* Exercise details *
Could you restate the entries below word for word?

Items from an interface collection
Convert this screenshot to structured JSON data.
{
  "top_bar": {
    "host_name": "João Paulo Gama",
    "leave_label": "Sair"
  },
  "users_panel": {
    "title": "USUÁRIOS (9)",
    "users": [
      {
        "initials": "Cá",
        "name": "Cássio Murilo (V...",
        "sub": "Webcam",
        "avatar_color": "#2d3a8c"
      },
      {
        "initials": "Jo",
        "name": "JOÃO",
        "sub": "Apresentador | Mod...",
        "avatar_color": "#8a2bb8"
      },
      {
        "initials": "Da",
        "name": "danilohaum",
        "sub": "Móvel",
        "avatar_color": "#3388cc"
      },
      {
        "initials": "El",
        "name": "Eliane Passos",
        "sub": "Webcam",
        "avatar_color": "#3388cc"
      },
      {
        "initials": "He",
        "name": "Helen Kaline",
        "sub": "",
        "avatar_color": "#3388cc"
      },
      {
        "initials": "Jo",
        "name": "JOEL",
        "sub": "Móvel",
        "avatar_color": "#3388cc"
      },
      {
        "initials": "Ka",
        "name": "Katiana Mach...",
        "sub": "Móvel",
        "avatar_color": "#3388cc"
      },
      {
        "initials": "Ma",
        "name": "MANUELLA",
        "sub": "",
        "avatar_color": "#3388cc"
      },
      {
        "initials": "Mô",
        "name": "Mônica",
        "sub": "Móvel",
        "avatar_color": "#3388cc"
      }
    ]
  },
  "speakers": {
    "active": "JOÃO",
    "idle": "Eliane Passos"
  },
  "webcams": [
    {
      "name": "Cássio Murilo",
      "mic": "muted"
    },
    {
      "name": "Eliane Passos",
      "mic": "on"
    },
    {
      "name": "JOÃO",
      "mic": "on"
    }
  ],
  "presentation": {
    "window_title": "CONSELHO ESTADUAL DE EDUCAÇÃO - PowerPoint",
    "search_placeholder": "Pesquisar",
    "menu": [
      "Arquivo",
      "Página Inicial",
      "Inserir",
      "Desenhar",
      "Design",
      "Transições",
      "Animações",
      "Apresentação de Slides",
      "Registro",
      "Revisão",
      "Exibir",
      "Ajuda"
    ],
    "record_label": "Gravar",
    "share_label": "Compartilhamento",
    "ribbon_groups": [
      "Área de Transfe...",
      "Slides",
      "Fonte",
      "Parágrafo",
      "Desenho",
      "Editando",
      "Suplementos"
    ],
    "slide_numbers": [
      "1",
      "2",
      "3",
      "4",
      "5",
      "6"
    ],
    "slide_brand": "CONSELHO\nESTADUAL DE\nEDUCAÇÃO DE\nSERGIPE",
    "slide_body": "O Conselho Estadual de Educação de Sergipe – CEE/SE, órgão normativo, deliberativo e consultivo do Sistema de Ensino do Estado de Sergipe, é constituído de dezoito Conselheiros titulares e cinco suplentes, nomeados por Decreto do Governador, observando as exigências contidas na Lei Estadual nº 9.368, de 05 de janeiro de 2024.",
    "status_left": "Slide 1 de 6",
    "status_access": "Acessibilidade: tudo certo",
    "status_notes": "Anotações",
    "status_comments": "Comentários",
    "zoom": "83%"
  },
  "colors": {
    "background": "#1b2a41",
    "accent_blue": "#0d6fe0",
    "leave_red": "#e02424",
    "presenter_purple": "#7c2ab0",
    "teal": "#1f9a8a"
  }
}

* Result of this task *
Convert this screenshot to structured JSON data.
{
  "top_bar": {
    "host_name": "João Paulo Gama",
    "leave_label": "Sair"
  },
  "users_panel": {
    "title": "USUÁRIOS (9)",
    "users": [
      {
        "initials": "Cá",
        "name": "Cássio Murilo (V...",
        "sub": "Webcam",
        "avatar_color": "#2d3a8c"
      },
      {
        "initials": "Jo",
        "name": "JOÃO",
        "sub": "Apresentador | Mod...",
        "avatar_color": "#8a2bb8"
      },
      {
        "initials": "Da",
        "name": "danilohaum",
        "sub": "Móvel",
        "avatar_color": "#3388cc"
      },
      {
        "initials": "El",
        "name": "Eliane Passos",
        "sub": "Webcam",
        "avatar_color": "#3388cc"
      },
      {
        "initials": "He",
        "name": "Helen Kaline",
        "sub": "",
        "avatar_color": "#3388cc"
      },
      {
        "initials": "Jo",
        "name": "JOEL",
        "sub": "Móvel",
        "avatar_color": "#3388cc"
      },
      {
        "initials": "Ka",
        "name": "Katiana Mach...",
        "sub": "Móvel",
        "avatar_color": "#3388cc"
      },
      {
        "initials": "Ma",
        "name": "MANUELLA",
        "sub": "",
        "avatar_color": "#3388cc"
      },
      {
        "initials": "Mô",
        "name": "Mônica",
        "sub": "Móvel",
        "avatar_color": "#3388cc"
      }
    ]
  },
  "speakers": {
    "active": "JOÃO",
    "idle": "Eliane Passos"
  },
  "webcams": [
    {
      "name": "Cássio Murilo",
      "mic": "muted"
    },
    {
      "name": "Eliane Passos",
      "mic": "on"
    },
    {
      "name": "JOÃO",
      "mic": "on"
    }
  ],
  "presentation": {
    "window_title": "CONSELHO ESTADUAL DE EDUCAÇÃO - PowerPoint",
    "search_placeholder": "Pesquisar",
    "menu": [
      "Arquivo",
      "Página Inicial",
      "Inserir",
      "Desenhar",
      "Design",
      "Transições",
      "Animações",
      "Apresentação de Slides",
      "Registro",
      "Revisão",
      "Exibir",
      "Ajuda"
    ],
    "record_label": "Gravar",
    "share_label": "Compartilhamento",
    "ribbon_groups": [
      "Área de Transfe...",
      "Slides",
      "Fonte",
      "Parágrafo",
      "Desenho",
      "Editando",
      "Suplementos"
    ],
    "slide_numbers": [
      "1",
      "2",
      "3",
      "4",
      "5",
      "6"
    ],
    "slide_brand": "CONSELHO\nESTADUAL DE\nEDUCAÇÃO DE\nSERGIPE",
    "slide_body": "O Conselho Estadual de Educação de Sergipe – CEE/SE, órgão normativo, deliberativo e consultivo do Sistema de Ensino do Estado de Sergipe, é constituído de dezoito Conselheiros titulares e cinco suplentes, nomeados por Decreto do Governador, observando as exigências contidas na Lei Estadual nº 9.368, de 05 de janeiro de 2024.",
    "status_left": "Slide 1 de 6",
    "status_access": "Acessibilidade: tudo certo",
    "status_notes": "Anotações",
    "status_comments": "Comentários",
    "zoom": "83%"
  },
  "colors": {
    "background": "#1b2a41",
    "accent_blue": "#0d6fe0",
    "leave_red": "#e02424",
    "presenter_purple": "#7c2ab0",
    "teal": "#1f9a8a"
  }
}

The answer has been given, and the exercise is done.